- [Task to complete] Whenever the word "创梦防红跳转生成系统" appears on a line of the material below, that line is counted; state the total alone.
____
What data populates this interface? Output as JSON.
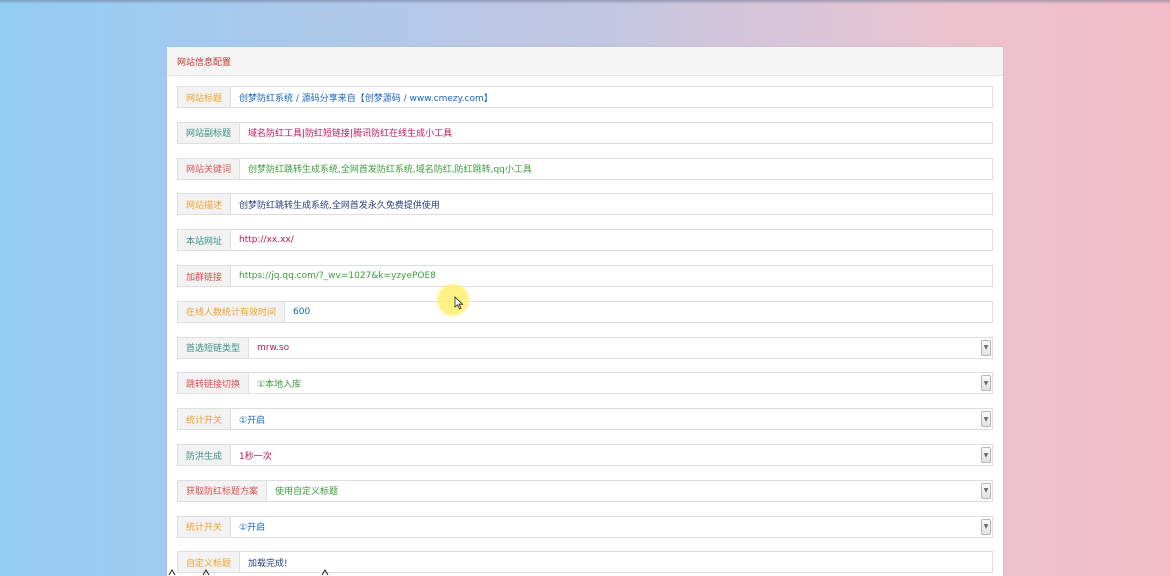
{
  "panel": {
    "title": "网站信息配置"
  },
  "colors": {
    "title_red": "#c9302c",
    "orange": "#f0a030",
    "teal": "#3a8f8a",
    "red": "#d9534f",
    "blue": "#1565c0",
    "green": "#3c9a3c",
    "magenta": "#c2185b",
    "cursor_highlight": "#fff06e"
  },
  "rows": [
    {
      "label": "网站标题",
      "value": "创梦防红系统 / 源码分享来自【创梦源码 / www.cmezy.com】",
      "label_color": "#f0a030",
      "value_color": "#1565c0",
      "type": "input"
    },
    {
      "label": "网站副标题",
      "value": "域名防红工具|防红短链接|腾讯防红在线生成小工具",
      "label_color": "#3a8f8a",
      "value_color": "#c2185b",
      "type": "input"
    },
    {
      "label": "网站关键词",
      "value": "创梦防红跳转生成系统,全网首发防红系统,域名防红,防红跳转,qq小工具",
      "label_color": "#d9534f",
      "value_color": "#3c9a3c",
      "type": "input"
    },
    {
      "label": "网站描述",
      "value": "创梦防红跳转生成系统,全网首发永久免费提供使用",
      "label_color": "#f0a030",
      "value_color": "#2a3f7a",
      "type": "input"
    },
    {
      "label": "本站网址",
      "value": "http://xx.xx/",
      "label_color": "#3a8f8a",
      "value_color": "#c2185b",
      "type": "input"
    },
    {
      "label": "加群链接",
      "value": "https://jq.qq.com/?_wv=1027&k=yzyePOE8",
      "label_color": "#d9534f",
      "value_color": "#3c9a3c",
      "type": "input"
    },
    {
      "label": "在线人数统计有效时间",
      "value": "600",
      "label_color": "#f0a030",
      "value_color": "#1565c0",
      "type": "input"
    },
    {
      "label": "首选短链类型",
      "value": "mrw.so",
      "label_color": "#3a8f8a",
      "value_color": "#c2185b",
      "type": "select"
    },
    {
      "label": "跳转链接切换",
      "value": "①本地入库",
      "label_color": "#d9534f",
      "value_color": "#3c9a3c",
      "type": "select"
    },
    {
      "label": "统计开关",
      "value": "①开启",
      "label_color": "#f0a030",
      "value_color": "#1565c0",
      "type": "select"
    },
    {
      "label": "防洪生成",
      "value": "1秒一次",
      "label_color": "#3a8f8a",
      "value_color": "#c2185b",
      "type": "select"
    },
    {
      "label": "获取防红标题方案",
      "value": "使用自定义标题",
      "label_color": "#d9534f",
      "value_color": "#3c9a3c",
      "type": "select"
    },
    {
      "label": "统计开关",
      "value": "①开启",
      "label_color": "#f0a030",
      "value_color": "#1565c0",
      "type": "select"
    },
    {
      "label": "自定义标题",
      "value": "加载完成!",
      "label_color": "#f0a030",
      "value_color": "#2a3f7a",
      "type": "input"
    }
  ]
}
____
- [Written solution] 2